      Lightning Strikes Twice-Ruth is recovering from an illness in the dry desert air and ends up embroiled in high drama and murder.

      Down Three Dark Streets-Crime drama with an FBI man (Broderick Crawford) hot on the trail of felons.

      Joe Macbeth-Shakespeare tragedy moved to gangland New York with Ruth and Paul Douglas as the murderous couple.

      There are also some rather unique facts about her:

      Her birth name-Norma Roman-is an anagram.

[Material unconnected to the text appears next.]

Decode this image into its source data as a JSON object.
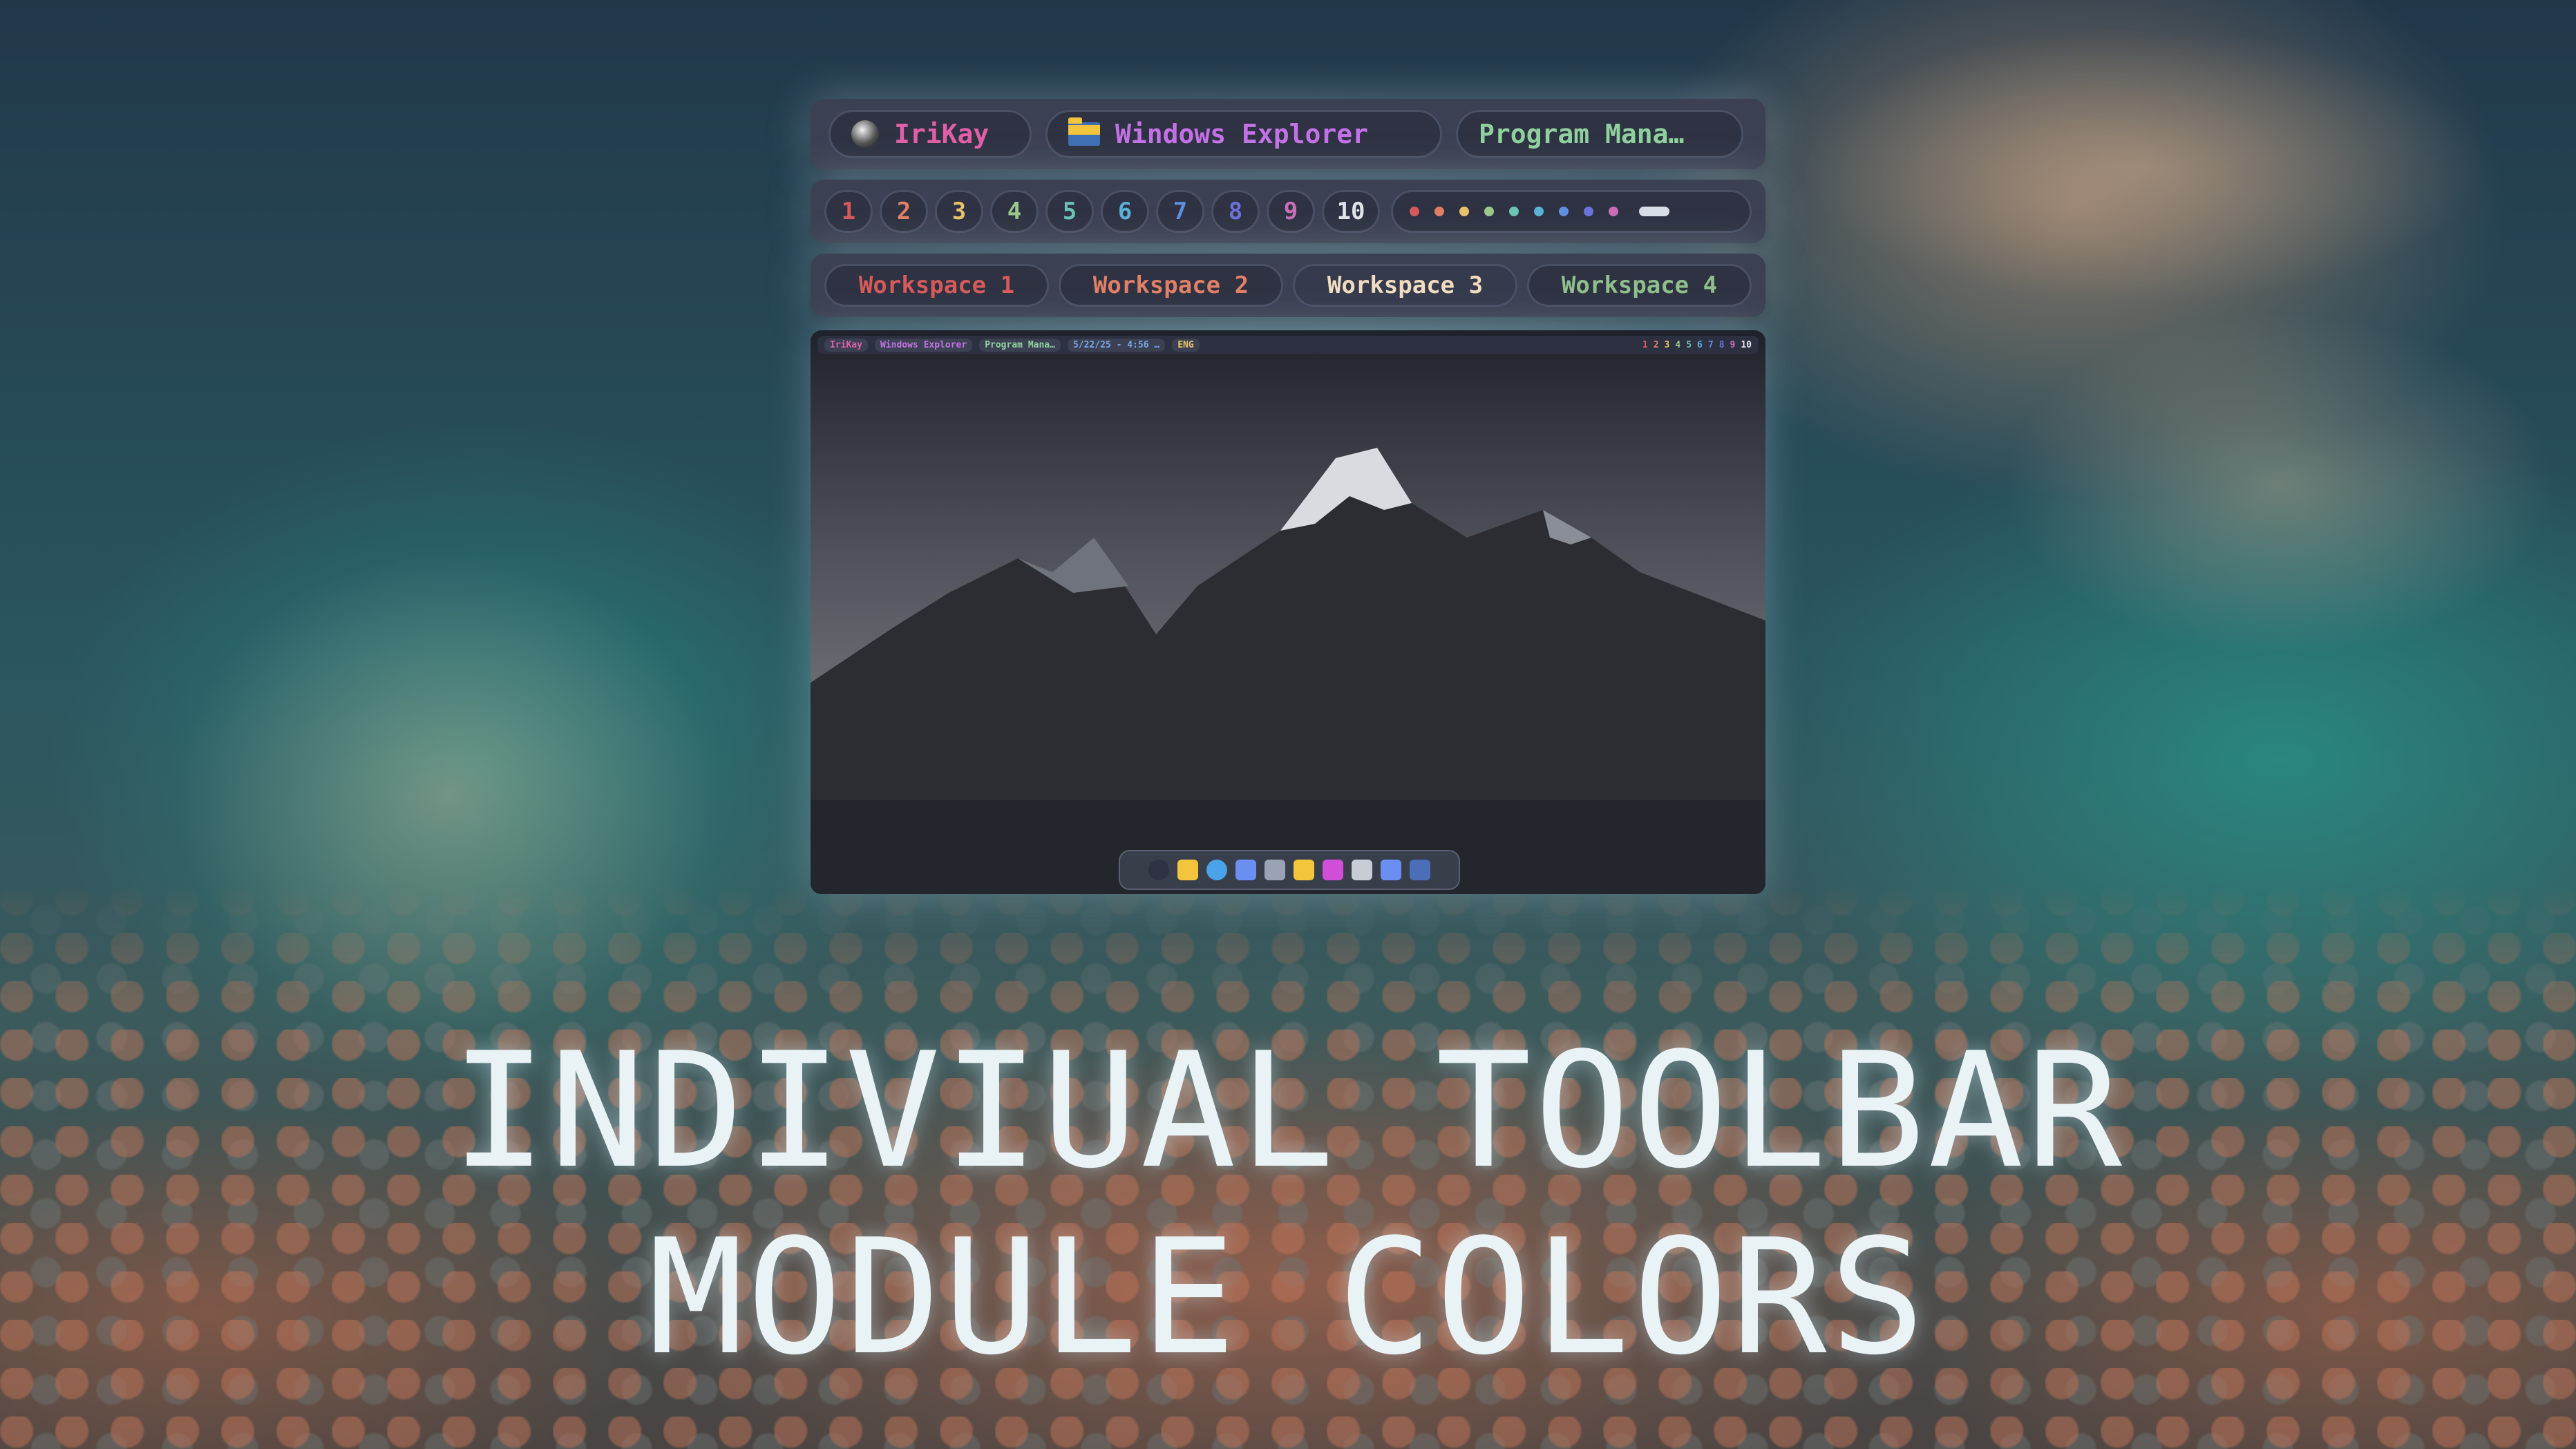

      She and her son were survivors of the Andrea Doria sinking. He was sleeping at the time of the collision being looked after by his nanny but Ruth was in one of the salons and felt the impact. Even though the ship began to list immediately she managed to get back to their cabin and they made their way to the lifeboats but after getting the boy and his nanny in the boat there was some confusion and it launched without Ruth. She was able to leave on the next lifeboat but hers was picked up by a different rescue ship than his. Arriving in New York she had to wait almost a full day before his came in. The combination of the sinking and with her being a major star at the time the coverage was akin to a circus. I'm sure it's on YouTube.

      There's also the oddity of the dates of her birth 12/22/22 and death 9/9/99.

      Hope you get a chance to explore some of her career!

    3. "There's also the oddity of the dates of her birth 12/22/22 and death 9/9/99."

      And this is when the Twilight Zone theme song started playing in my head.

  2. I'm still iffy about Hustlers as I want to give it a chance. I heard about how disappointing The Kitchen was as it had all of this hype to be something prestigious and it wasn't very good.

    1. Hustlers is fun. I think you'll enjoy it. Yeah, The Kitchen is a big disappointment. It should have been sooooooo much better.

  3. The only one of these I've seen is Hustlers, which was just fine. Congrats on another successful Girl Week!

    1. Thanks. You were a big reason for its success!

  4. The marketing team for Hustlers needs firing because I swear - it did NOT look like a good movie at all, and yet I've only heard praise! I need to get around to seeing it for myself.
    I also need to see The Kitchen, not because I want to actually see it, but I have my own little Melissa McCarthy Great or Rubbish counter on the go!